Vasculitis UK campaigned vigorously to have that original decision overturned, and they successfully helped to show that rituximab was not just as good as conventional treatment, but is superior for many patients. I certainly know this to be true in the case of my wife Alicia, as the rituximab was the only treatment that worked for her after everything else failed.
Vasculitis UK Chairman, John Mills, stated:
"We are very pleased with this final decision, which meets with most, but not quite all of our objectives. We are proud to have been able to have a significant impact on the Committee’s decision. This demonstrates that the patient voice can influence decisions that will have far reaching benefits for many vasculitis patients who might otherwise have been denied the benefits of this beneficial new drug. It also demonstrates the value of working together with medical professionals – a perfect example of patient and professional teamwork”.

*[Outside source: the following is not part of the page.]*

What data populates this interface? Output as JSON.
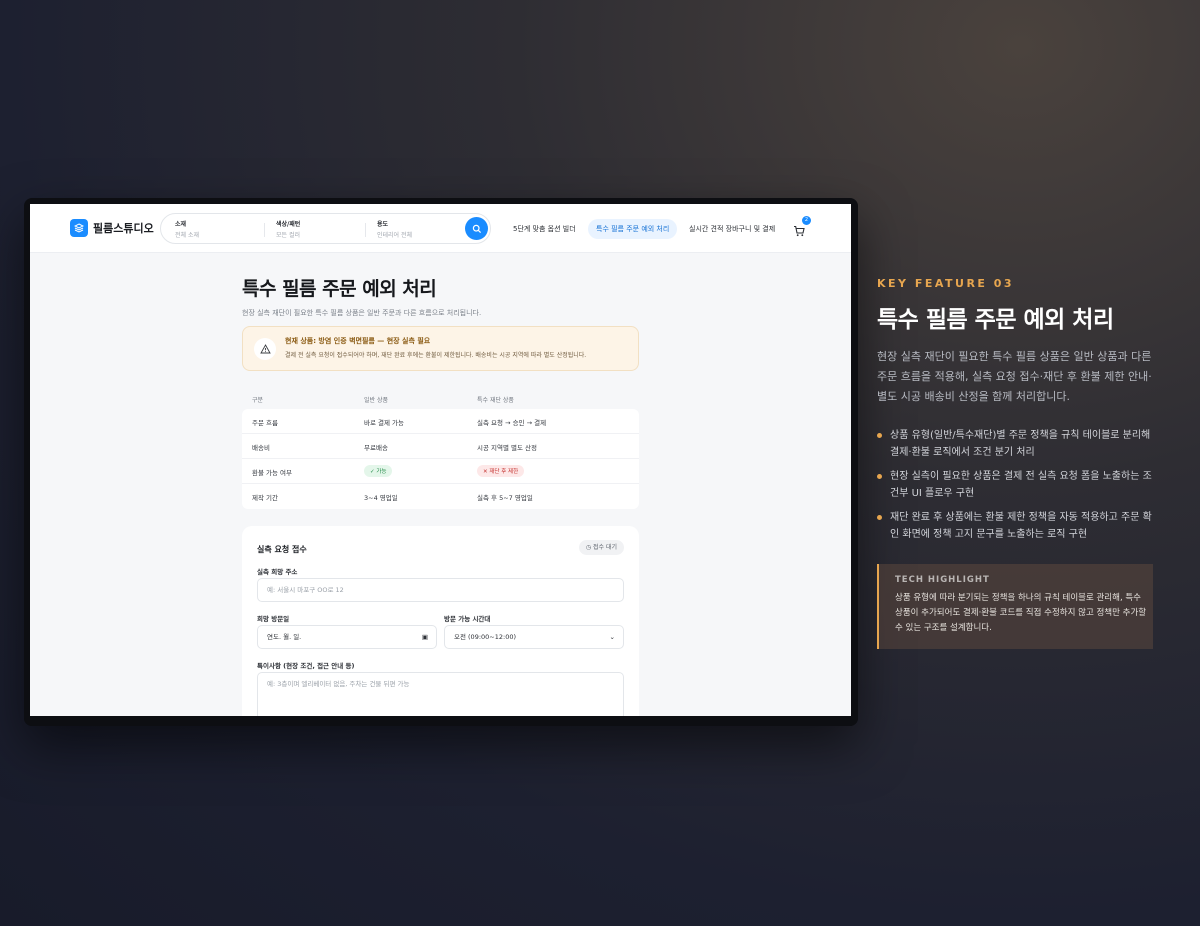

There are some caveats on the use of rituximab.
It can only be used where one or more full courses of cyclophosphamide have been tried and further use of chemotherapy drugs would exceed the maximum safe lifetime cumulative dose of 25 gms. This requirement is waived in cases where the patient cannot take cyclophosphamide for some reason.
As Alicia knows, cyclophosphamide can affect fertility, so in cases where a person has not completed their family they may take rituximab instead.
Rituximab can also be taken where the cyclophosphamide has failed to control the disease and where there are bladder and other urinary tract issues.
Rituximab has not been approved as an initial treatment for Wegener's Disease. Nor is it approved for relapses, except where other drugs have previously failed and further cyclophosphamide would exceed the safe dose. Finally, rituximab cannot be used as part of a maintenance regimen.
If you are currently receiving rituximab treatment as part of your NHS care, and your use of the drug falls outside of the recommended use, DON'T WORRY! You can still receive rituximab as long as your clinician considers it a necessary part of your treatment.
You can read more about the NICE decision on the V-UK website.
Main image courtesy of Striatic.